Facebook (NASDAQ:FB) stock has exploded in the past two years, up about 150%. Its market capitalization has swelled to an impressive $265 billion. This success has brought a lot of attention to its founder and CEO Mark Zuckerberg. Given Facebook's forward-looking valuation and its speculative acquisitions of Oculus and WhatsApp, investors want to understand the mind of the man in charge. Will Zuckerberg truly be able to live up to hyped expectations?
To get a glimpse of some of Zuckerberg's ideas about what's driving Facebook and where the company is headed, here are three quotes from the CEO, taken from the company's most recent earnings call.
Video is a winning medium
With Facebook stock priced for revenue to continue to grow rapidly for years, investors want to know the company still has meaningful catalysts for advertising revenue growth. Probably the most critical driver for Facebook's advertising growth at the moment is video.
"Video continues to be some of the richest and most engaging content for people and publishers. And since the start of the year, Pages are also sharing more than 4% more videos," Zuckeberg said during the call.
He went on to explain that Facebook continues to invest in video as a driver for its business.
This quarter, we updated our news feed ranking to help people see more of the videos they care about, and also began testing new options for video monetization to help our partners build their businesses. We're excited about the potential for continued work here.
One of the reasons video ads have been such a significant catalyst for ad revenue at Facebook is because so many consumer-generated videos are shared and watched already. This makes video ads a natural part of the news feed experience.

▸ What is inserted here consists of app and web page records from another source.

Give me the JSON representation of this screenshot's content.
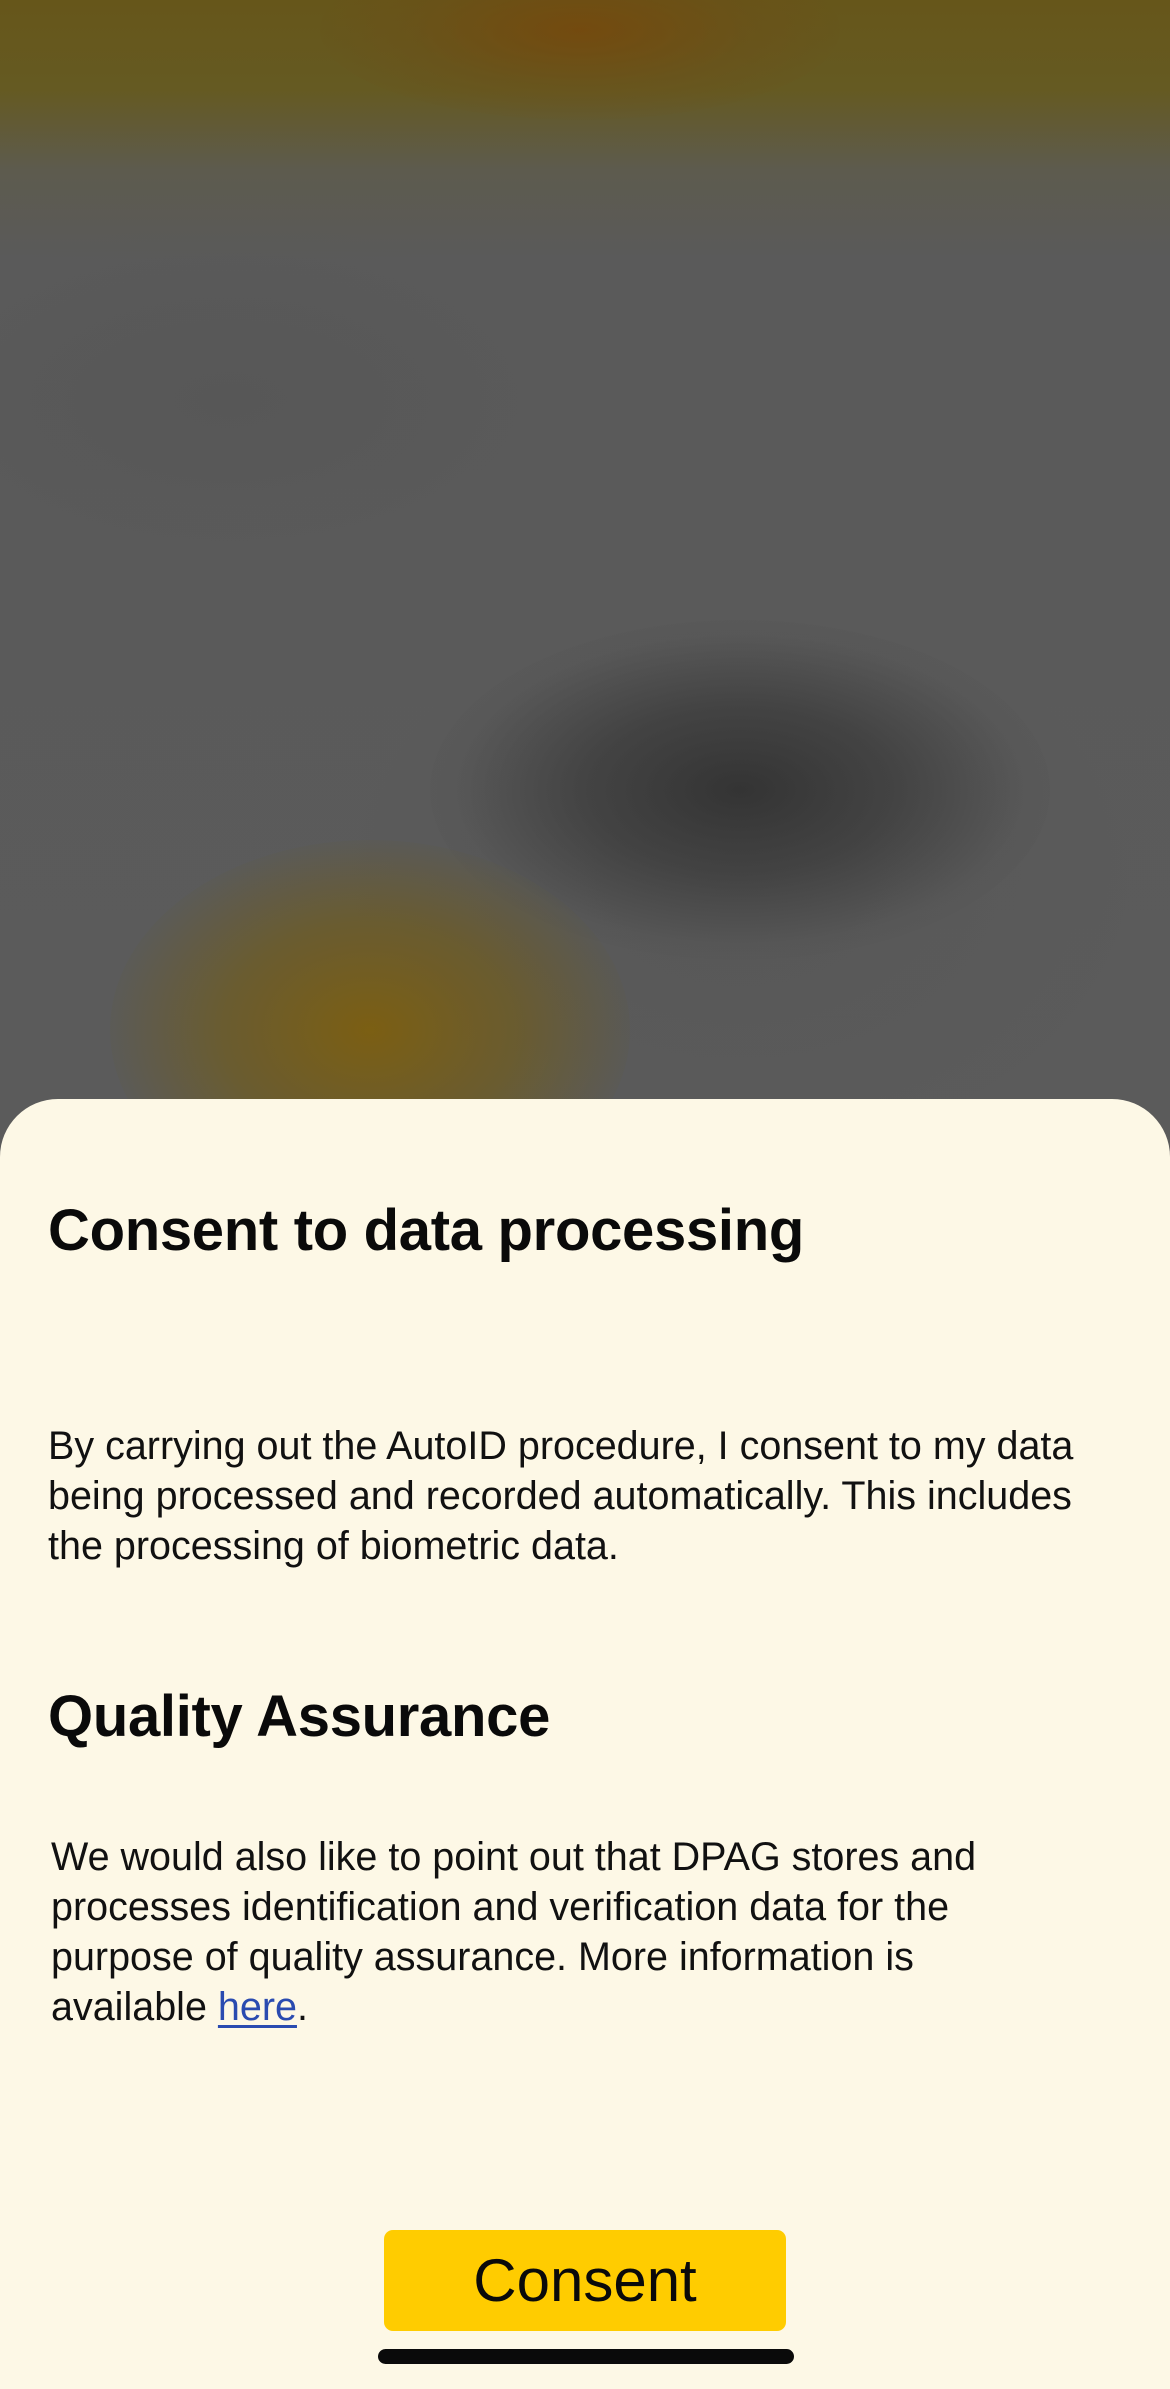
{
  "consent_section": {
    "title": "Consent to data processing",
    "body": "By carrying out the AutoID procedure, I consent to my data being processed and recorded automatically. This includes the processing of biometric data."
  },
  "quality_section": {
    "title": "Quality Assurance",
    "body_line1": "We would also like to point out that DPAG stores and",
    "body_line2": "processes identification and verification data for the",
    "body_line3": "purpose of quality assurance. More information is",
    "body_before_link": "available ",
    "link_label": "here",
    "body_after_link": "."
  },
  "actions": {
    "consent_label": "Consent"
  },
  "colors": {
    "sheet_background": "#fdf8e6",
    "button_yellow": "#ffcc00",
    "link_blue": "#2a4bb0",
    "backdrop_gray": "#5a5a5a"
  }
}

Facebook's advertising revenue in Q2 was up 43% from the year-ago quarter. And Facebook management cites video as a key driver.
Virtual reality will be social
When Facebook announced it would acquire virtual reality company Oculus in 2014, many investors were scratching their heads. What does Facebook's mission of connecting the world have to do with virtual reality goggles, investors wondered?
Since the surprise announcement of the acquisition, investors have begun to warm up to the company's interest in virtual reality. But plenty of uncertainty remains. This is why investors are always looking for more insight from Zuckerberg about how the company plans to tap into this asset.
During Facebook's second-quarter call, Zuckerberg acknowledged several reasons the social network was happy to pony up $2 billion to acquire Oculus:
- Virtual reality is a natural extension of a growing trend toward richer and more immersive content. In other words, it's the next thing after video, Zukerberg said.
- It is poised to serve as a gaming platform -- an area Facebook continues to show interest in.
- Perhaps most interestingly, Zuckerberg said he believes virtual reality will enable new ways to socialize. And this is the aspect of virtual reality Zuckerberg seems to be most excited about.
"Once you start to get more of a critical mass, I think you can start to get social applications, which is what we as a company are more interested in over the long term -- and think have a huge amount of potential."
Messenger monetization: On its way
Speaking about Facebook's two messaging apps, Messenger and WhatsApp, Zuckerberg ensured investors during the call that the company is thinking about how these business can be monetized. With the company paying about $20 billion to acquire WhatsApp, investors have been itching to hear more details about monetization.
Here's what Zuckerberg said:
But the long‐term bet is that by enabling people to have good organic interactions with businesses, that will end up being a massive multiplier on the value of the monetization down the road when we work on that and really focus on that in a bigger way. So, we asked for some patience on this to do this correctly.
Therefore, when it comes to monetizing messaging, Facebook basically appears to be aiming to find a way to charge businesses money to target and connect with users. But Zuckerberg wants to build this out organically first -- similar to the way Facebook did with business Pages before it started displaying advertisements.
Zuckerberg's strategies for connecting the world and monetizing social platforms may sometimes seem a bit "out there." But if history is any indication of how Zuckerberg's current bets will play out in the future, the company could simply be one step ahead of everyone else.